sequential combination therapy to address the dual defects of insulin resistance
and impaired beta-cell function characteristic of type 2 diabetes.
At a consensus conference on Managing Type 2 Diabetes in New York, the participants developed a position statement based on evidence from controlled clinical trials. “Current treatment approaches often miss target levels recommended by the American Diabetes Association,” said James R. Gavin III, MD, PhD, who chaired the meeting. “By beginning treatment earlier and simultaneously tackling insulin resistance and deficiency, glycemic control can be established and sustained more rapidly, which significantly decreases the potential for serious long-term complications,” he continued. Dr. Gavin is senior scientific officer, Howard Hughes Medical Institute, Chevy Chase, Maryland.
The panel noted that using the fasting blood glucose level as the criterion for starting treatment, as is currently the practice, “the majority of patients in the United States with type 2 diabetes are not diagnosed early in the course of disease.” At the time of diagnosis, patients are already insulin resistant and have lost as much as 50% of beta-cell function and many have retinopathy and other complications. They recommend, therefore, that lifestyle changes should be initiated when fasting plasma glucose (FPG) is impaired (ie, > 110 mg/dL and < 126 mg/dL). Pharmacologic therapy should be started when FPG is ≥ 126 mg/dL and type 2 diabetes is diagnosed.
Instead of the traditional stepwise care approach, in which a new agent is added only after the previous regimen fails, the panel recommends using several agents
simultaneously as needed to keep blood glucose levels as close to normal as possible.
“Only when patients can quickly reach and maintain their target goals can we begin to
interrupt the pattern of clinical frustrations that tend to characterize traditional treatment,” Dr. Gavin said.
Sunday, October 31, 2010
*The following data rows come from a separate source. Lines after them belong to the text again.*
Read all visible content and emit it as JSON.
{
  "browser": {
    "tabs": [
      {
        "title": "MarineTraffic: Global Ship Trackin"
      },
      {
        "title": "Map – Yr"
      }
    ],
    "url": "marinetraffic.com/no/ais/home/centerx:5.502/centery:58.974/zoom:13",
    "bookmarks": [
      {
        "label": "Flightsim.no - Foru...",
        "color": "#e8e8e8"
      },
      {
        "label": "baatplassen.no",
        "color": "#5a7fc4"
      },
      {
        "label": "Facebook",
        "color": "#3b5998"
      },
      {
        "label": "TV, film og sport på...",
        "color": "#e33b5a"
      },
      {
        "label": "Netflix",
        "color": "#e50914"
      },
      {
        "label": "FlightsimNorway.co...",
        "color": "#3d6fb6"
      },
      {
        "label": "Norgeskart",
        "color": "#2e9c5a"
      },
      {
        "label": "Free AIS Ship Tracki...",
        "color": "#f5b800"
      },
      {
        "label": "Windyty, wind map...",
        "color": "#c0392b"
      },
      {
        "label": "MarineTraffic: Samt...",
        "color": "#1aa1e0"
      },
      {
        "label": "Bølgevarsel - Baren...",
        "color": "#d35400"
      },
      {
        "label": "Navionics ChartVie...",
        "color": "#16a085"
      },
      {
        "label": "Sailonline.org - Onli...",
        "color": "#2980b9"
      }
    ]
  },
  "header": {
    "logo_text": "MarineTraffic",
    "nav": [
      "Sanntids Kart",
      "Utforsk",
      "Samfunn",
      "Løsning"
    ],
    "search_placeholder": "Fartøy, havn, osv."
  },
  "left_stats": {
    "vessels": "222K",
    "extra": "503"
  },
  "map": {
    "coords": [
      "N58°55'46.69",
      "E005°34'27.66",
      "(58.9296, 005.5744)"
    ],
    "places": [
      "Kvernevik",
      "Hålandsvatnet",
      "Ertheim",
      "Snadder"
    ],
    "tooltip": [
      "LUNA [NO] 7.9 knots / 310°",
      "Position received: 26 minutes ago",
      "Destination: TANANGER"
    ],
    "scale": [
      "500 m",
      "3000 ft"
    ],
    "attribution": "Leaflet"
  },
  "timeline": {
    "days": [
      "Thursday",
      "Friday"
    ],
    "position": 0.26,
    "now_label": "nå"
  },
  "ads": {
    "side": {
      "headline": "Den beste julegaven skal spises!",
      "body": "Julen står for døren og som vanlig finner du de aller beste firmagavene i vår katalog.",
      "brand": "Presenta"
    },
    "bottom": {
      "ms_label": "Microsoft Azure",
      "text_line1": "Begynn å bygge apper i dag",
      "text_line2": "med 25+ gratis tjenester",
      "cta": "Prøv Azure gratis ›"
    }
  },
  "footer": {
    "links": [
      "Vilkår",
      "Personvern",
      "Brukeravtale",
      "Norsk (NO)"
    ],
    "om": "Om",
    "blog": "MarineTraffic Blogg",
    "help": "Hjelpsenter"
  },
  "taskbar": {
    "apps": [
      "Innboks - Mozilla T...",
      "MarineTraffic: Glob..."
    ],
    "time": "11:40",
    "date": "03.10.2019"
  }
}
What we eat lies at the foundation of our health and well-being. For centuries, food selection and food preparation was always entrusted to the most nutritionally knowledgeable master because food is so critical to a healthy balanced state of mind. Although you and I might not be one of these master, we can still apply their nutritional wisdom and time-tested recipes. When we adopt a balanced, healthy diet -- both ingredients and food preparation -- our emotional and mental state of mind is directly affected, producing a more refined and peaceful outlook. More dramatically, our bodies gradually restore to their natural state: vital, strong and disease-resistant.